Today’s airports tend to be situated away from city centers, out in the suburbs or, even better, in the house-free industrial areas surrounding cities. The reasons are obvious: noise and safety concerns make it sensible to keep the airports out of city centers. But at one time, the future of airports seemed to be putting them right in the middle of the busiest parts of cities.
These delightfully impractical designs are the best of past urban airport ideas. They focus on putting the airport in the most convenient places: right where travelers live, work and vacation. Never mind the pollution – both noise and air – that urban airports would produce: think of the convenience!

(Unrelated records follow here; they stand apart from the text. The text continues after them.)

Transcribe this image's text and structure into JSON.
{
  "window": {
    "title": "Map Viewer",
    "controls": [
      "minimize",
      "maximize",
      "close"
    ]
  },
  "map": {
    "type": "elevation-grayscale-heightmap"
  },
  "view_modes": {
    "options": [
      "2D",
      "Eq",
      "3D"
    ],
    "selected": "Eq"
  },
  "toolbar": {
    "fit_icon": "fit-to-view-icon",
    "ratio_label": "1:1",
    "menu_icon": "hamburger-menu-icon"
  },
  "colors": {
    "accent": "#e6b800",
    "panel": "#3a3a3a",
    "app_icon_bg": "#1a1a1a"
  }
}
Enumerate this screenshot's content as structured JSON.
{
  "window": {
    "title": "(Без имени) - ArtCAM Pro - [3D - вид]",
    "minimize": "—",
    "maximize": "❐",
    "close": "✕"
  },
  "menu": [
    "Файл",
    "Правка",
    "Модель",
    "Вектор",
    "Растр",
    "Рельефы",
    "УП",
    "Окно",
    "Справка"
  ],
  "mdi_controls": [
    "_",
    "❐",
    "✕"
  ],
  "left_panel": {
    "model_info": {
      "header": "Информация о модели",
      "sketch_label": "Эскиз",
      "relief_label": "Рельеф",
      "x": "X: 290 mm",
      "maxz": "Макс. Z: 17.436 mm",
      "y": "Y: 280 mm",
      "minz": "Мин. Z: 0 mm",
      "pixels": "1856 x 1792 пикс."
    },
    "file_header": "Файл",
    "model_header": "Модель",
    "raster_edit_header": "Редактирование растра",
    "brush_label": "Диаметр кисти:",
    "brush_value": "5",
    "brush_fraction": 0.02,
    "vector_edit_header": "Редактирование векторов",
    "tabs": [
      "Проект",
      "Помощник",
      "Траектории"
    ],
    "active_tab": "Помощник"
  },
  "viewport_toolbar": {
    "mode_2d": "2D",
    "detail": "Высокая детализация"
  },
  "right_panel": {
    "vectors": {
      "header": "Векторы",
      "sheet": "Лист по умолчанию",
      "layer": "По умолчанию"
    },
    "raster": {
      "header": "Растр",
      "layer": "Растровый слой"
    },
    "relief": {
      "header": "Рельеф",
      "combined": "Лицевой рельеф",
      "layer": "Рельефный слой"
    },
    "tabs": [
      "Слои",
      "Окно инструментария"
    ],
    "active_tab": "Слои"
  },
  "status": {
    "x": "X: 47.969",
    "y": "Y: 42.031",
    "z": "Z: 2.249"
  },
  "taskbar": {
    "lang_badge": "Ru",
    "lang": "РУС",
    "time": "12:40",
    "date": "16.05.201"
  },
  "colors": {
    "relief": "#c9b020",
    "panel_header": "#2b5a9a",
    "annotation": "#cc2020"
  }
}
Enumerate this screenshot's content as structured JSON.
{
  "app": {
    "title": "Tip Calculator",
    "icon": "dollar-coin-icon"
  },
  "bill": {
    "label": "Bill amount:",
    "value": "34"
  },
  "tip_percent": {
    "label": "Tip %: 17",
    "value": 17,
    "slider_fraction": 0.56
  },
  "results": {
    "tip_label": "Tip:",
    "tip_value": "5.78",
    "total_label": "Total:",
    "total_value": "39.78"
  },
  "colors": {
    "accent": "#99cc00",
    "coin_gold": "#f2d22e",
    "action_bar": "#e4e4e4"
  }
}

Designs like rooftop airports situated in a loop atop residential buildings seem absolutely ridiculous today. But urban planners in the first part of the 20th century seemed to take a creative stance when it came to aerial transportation hubs. Luckily for us, most airports ended up away from residential areas – and none (that we know of) wound up on precarious-looking platforms perched above neighborhoods.